(Items listed in a dataset)
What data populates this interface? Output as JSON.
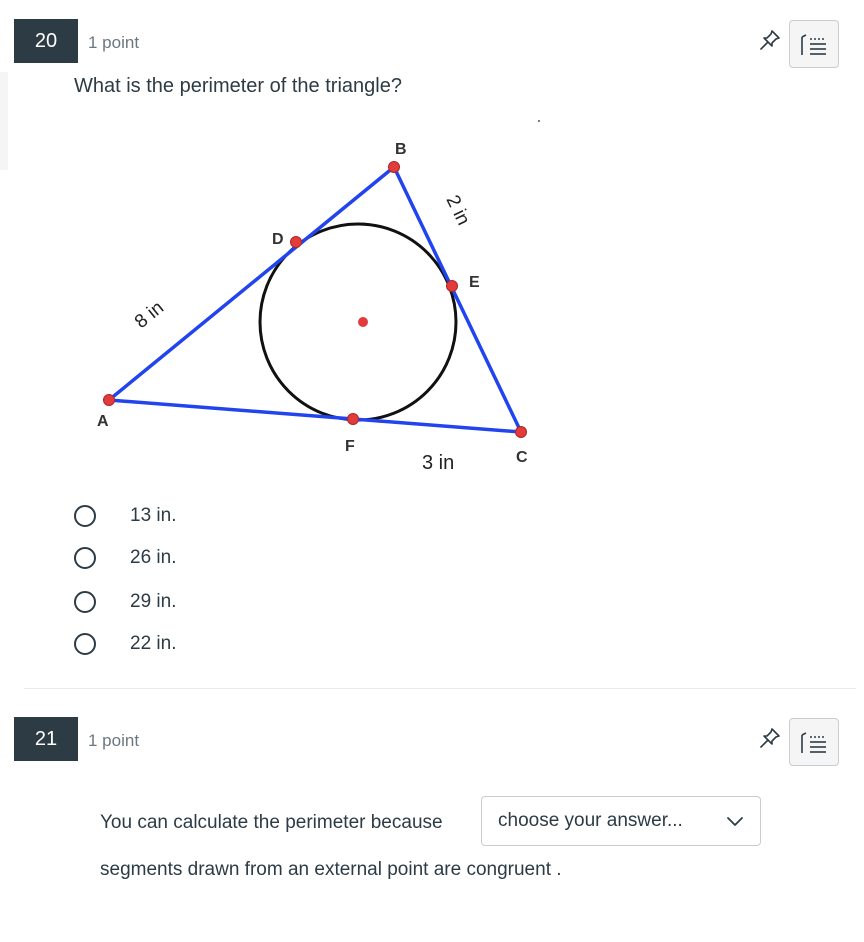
{
  "questions": [
    {
      "number": "20",
      "points": "1 point",
      "text": "What is the perimeter of the triangle?",
      "figure": {
        "point_labels": {
          "A": "A",
          "B": "B",
          "C": "C",
          "D": "D",
          "E": "E",
          "F": "F"
        },
        "length_labels": {
          "AD": "8 in",
          "BE": "2 in",
          "CF": "3 in"
        },
        "colors": {
          "triangle": "#2244ee",
          "circle": "#111111",
          "points": "#e23b3b"
        }
      },
      "options": [
        {
          "label": "13 in.",
          "selected": false
        },
        {
          "label": "26 in.",
          "selected": false
        },
        {
          "label": "29 in.",
          "selected": false
        },
        {
          "label": "22 in.",
          "selected": false
        }
      ]
    },
    {
      "number": "21",
      "points": "1 point",
      "text_before": "You can calculate the perimeter because",
      "select_value": "choose your answer...",
      "text_after": "segments drawn from an external point are congruent ."
    }
  ],
  "icons": {
    "pin": "pin-icon",
    "notes": "notes-icon",
    "dropdown": "chevron-down-icon"
  }
}
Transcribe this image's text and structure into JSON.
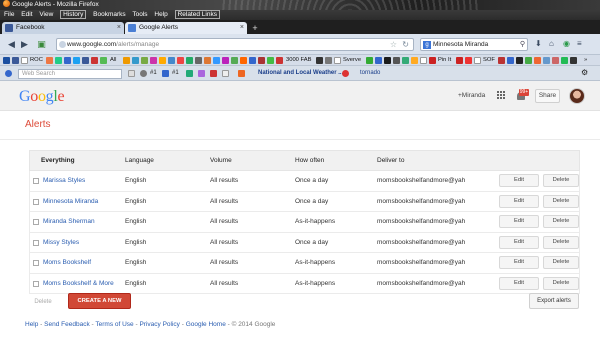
{
  "window": {
    "title": "Google Alerts - Mozilla Firefox"
  },
  "menubar": [
    "File",
    "Edit",
    "View",
    "History",
    "Bookmarks",
    "Tools",
    "Help",
    "Related Links"
  ],
  "tabs": [
    {
      "label": "Facebook",
      "active": false,
      "icon_color": "#3b5998"
    },
    {
      "label": "Google Alerts",
      "active": true,
      "icon_color": "#4a7fd4"
    }
  ],
  "navbar": {
    "url_domain": "www.google.com",
    "url_path": "/alerts/manage",
    "search_value": "Minnesota Miranda"
  },
  "bookmarks": [
    {
      "label": "ROC",
      "color": "#555"
    },
    {
      "label": "All",
      "color": "#3a7"
    },
    {
      "label": "3000 FAB",
      "color": "#c33"
    },
    {
      "label": "Sverve",
      "color": "#777"
    },
    {
      "label": "Pin It",
      "color": "#c22"
    },
    {
      "label": "SOF",
      "color": "#fc0"
    }
  ],
  "addonbar": {
    "websearch_placeholder": "Web Search",
    "weather_label": "National and Local Weather ...",
    "tornado_label": "tornado"
  },
  "google": {
    "logo": "Google",
    "plus_name": "+Miranda",
    "notif_count": "99+",
    "share_label": "Share"
  },
  "page": {
    "title": "Alerts",
    "columns": {
      "everything": "Everything",
      "language": "Language",
      "volume": "Volume",
      "how_often": "How often",
      "deliver_to": "Deliver to"
    },
    "rows": [
      {
        "name": "Marissa Styles",
        "language": "English",
        "volume": "All results",
        "how_often": "Once a day",
        "deliver_to": "momsbookshelfandmore@yah",
        "edit": "Edit",
        "delete": "Delete"
      },
      {
        "name": "Minnesota Miranda",
        "language": "English",
        "volume": "All results",
        "how_often": "Once a day",
        "deliver_to": "momsbookshelfandmore@yah",
        "edit": "Edit",
        "delete": "Delete"
      },
      {
        "name": "Miranda Sherman",
        "language": "English",
        "volume": "All results",
        "how_often": "As-it-happens",
        "deliver_to": "momsbookshelfandmore@yah",
        "edit": "Edit",
        "delete": "Delete"
      },
      {
        "name": "Missy Styles",
        "language": "English",
        "volume": "All results",
        "how_often": "Once a day",
        "deliver_to": "momsbookshelfandmore@yah",
        "edit": "Edit",
        "delete": "Delete"
      },
      {
        "name": "Moms Bookshelf",
        "language": "English",
        "volume": "All results",
        "how_often": "As-it-happens",
        "deliver_to": "momsbookshelfandmore@yah",
        "edit": "Edit",
        "delete": "Delete"
      },
      {
        "name": "Moms Bookshelf & More",
        "language": "English",
        "volume": "All results",
        "how_often": "As-it-happens",
        "deliver_to": "momsbookshelfandmore@yah",
        "edit": "Edit",
        "delete": "Delete"
      }
    ],
    "delete_label": "Delete",
    "create_label": "CREATE A NEW ALERT",
    "export_label": "Export alerts"
  },
  "footer": {
    "help": "Help",
    "sep": " - ",
    "send_feedback": "Send Feedback",
    "terms": "Terms of Use",
    "privacy": "Privacy Policy",
    "google_home": "Google Home",
    "copyright": "© 2014 Google"
  },
  "colors": {
    "accent_red": "#dd4b39",
    "link_blue": "#2a5db0",
    "create_button": "#d14836"
  }
}
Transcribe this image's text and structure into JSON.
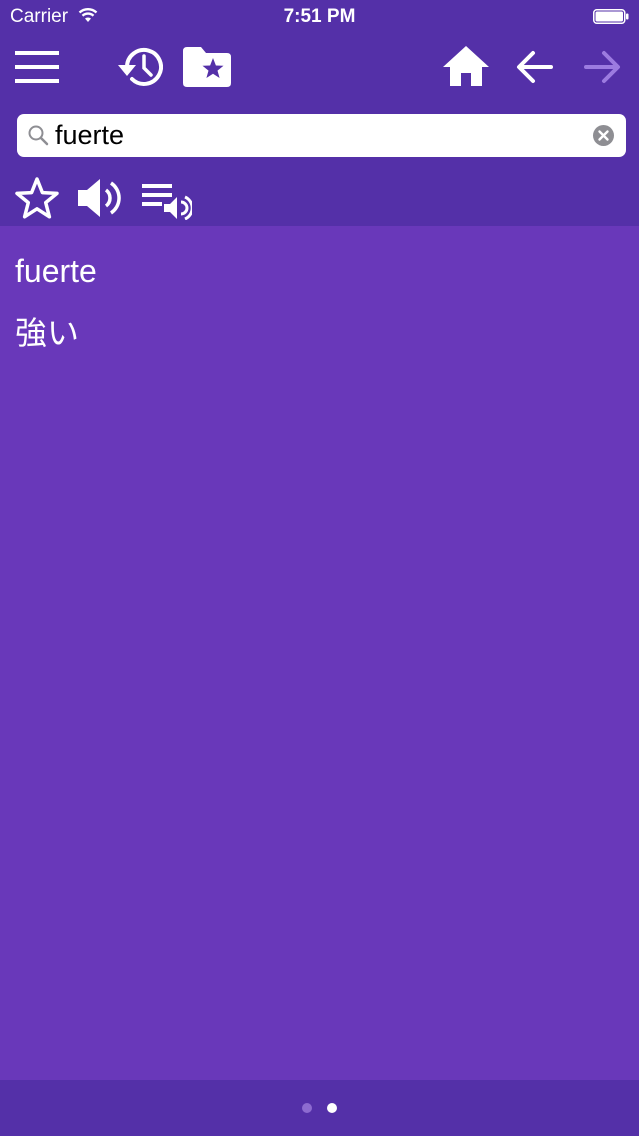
{
  "status_bar": {
    "carrier": "Carrier",
    "time": "7:51 PM"
  },
  "toolbar": {
    "icons": [
      "menu-icon",
      "history-icon",
      "favorites-folder-icon",
      "home-icon",
      "back-arrow-icon",
      "forward-arrow-icon"
    ],
    "forward_disabled": true
  },
  "search": {
    "value": "fuerte",
    "placeholder": ""
  },
  "actions": {
    "icons": [
      "star-icon",
      "speaker-icon",
      "playlist-speaker-icon"
    ]
  },
  "entry": {
    "headword": "fuerte",
    "translation": "強い"
  },
  "pager": {
    "page_count": 2,
    "current_page": 2
  },
  "colors": {
    "header_bg": "#5430A8",
    "content_bg": "#6938BA",
    "icon_color": "#FFFFFF",
    "disabled_icon": "#9C7BE0"
  }
}
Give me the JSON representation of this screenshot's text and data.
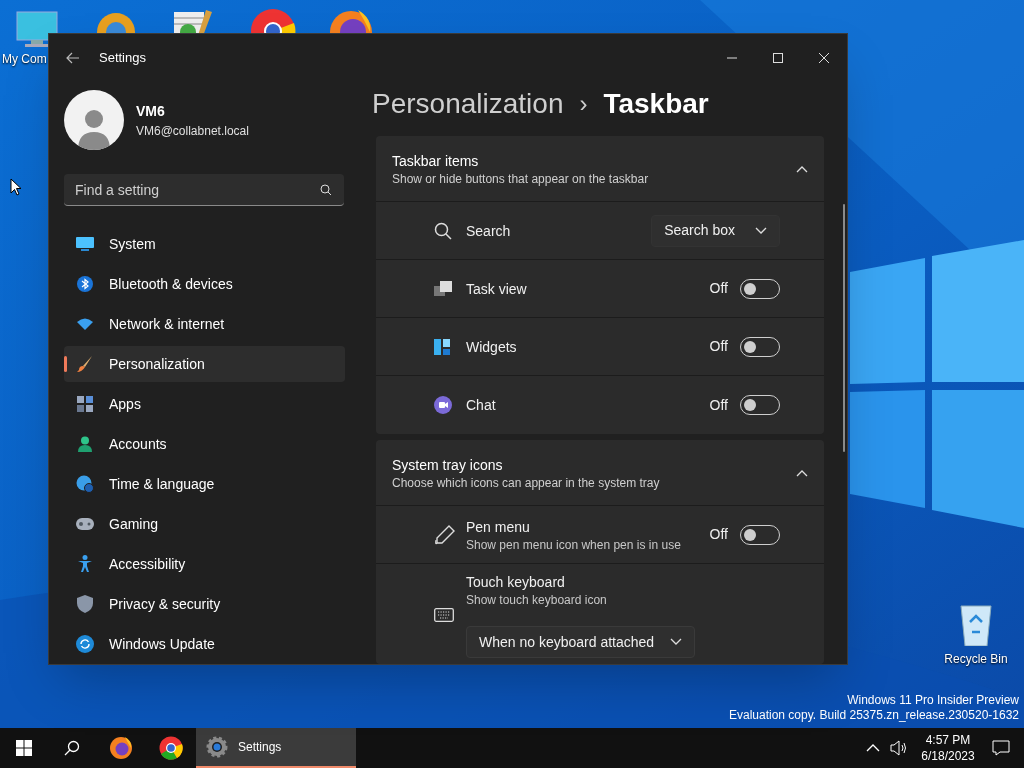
{
  "desktop": {
    "icons": [
      {
        "label": "My Com"
      },
      {
        "label": "Recycle Bin"
      }
    ],
    "notice": [
      "Windows 11 Pro Insider Preview",
      "Evaluation copy. Build 25375.zn_release.230520-1632"
    ]
  },
  "window": {
    "title": "Settings",
    "user": {
      "name": "VM6",
      "email": "VM6@collabnet.local"
    },
    "search": {
      "placeholder": "Find a setting"
    },
    "nav": [
      {
        "label": "System",
        "selected": false
      },
      {
        "label": "Bluetooth & devices",
        "selected": false
      },
      {
        "label": "Network & internet",
        "selected": false
      },
      {
        "label": "Personalization",
        "selected": true
      },
      {
        "label": "Apps",
        "selected": false
      },
      {
        "label": "Accounts",
        "selected": false
      },
      {
        "label": "Time & language",
        "selected": false
      },
      {
        "label": "Gaming",
        "selected": false
      },
      {
        "label": "Accessibility",
        "selected": false
      },
      {
        "label": "Privacy & security",
        "selected": false
      },
      {
        "label": "Windows Update",
        "selected": false
      }
    ],
    "breadcrumb": {
      "parent": "Personalization",
      "separator": "›",
      "current": "Taskbar"
    },
    "sections": [
      {
        "title": "Taskbar items",
        "subtitle": "Show or hide buttons that appear on the taskbar",
        "expanded": true,
        "items": [
          {
            "kind": "dropdown",
            "label": "Search",
            "value": "Search box"
          },
          {
            "kind": "toggle",
            "label": "Task view",
            "state_label": "Off",
            "on": false
          },
          {
            "kind": "toggle",
            "label": "Widgets",
            "state_label": "Off",
            "on": false
          },
          {
            "kind": "toggle",
            "label": "Chat",
            "state_label": "Off",
            "on": false
          }
        ]
      },
      {
        "title": "System tray icons",
        "subtitle": "Choose which icons can appear in the system tray",
        "expanded": true,
        "items": [
          {
            "kind": "toggle",
            "label": "Pen menu",
            "description": "Show pen menu icon when pen is in use",
            "state_label": "Off",
            "on": false
          },
          {
            "kind": "dropdown_below",
            "label": "Touch keyboard",
            "description": "Show touch keyboard icon",
            "value": "When no keyboard attached"
          }
        ]
      }
    ]
  },
  "taskbar": {
    "apps": [
      {
        "label": "Settings",
        "active": true
      }
    ],
    "clock": {
      "time": "4:57 PM",
      "date": "6/18/2023"
    }
  }
}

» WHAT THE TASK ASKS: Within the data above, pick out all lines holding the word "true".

» ANSWER SECTION:
      "active": true,
    "forward_disabled": true
        "selected": true
        "expanded": true,
        "expanded": true,
        "active": true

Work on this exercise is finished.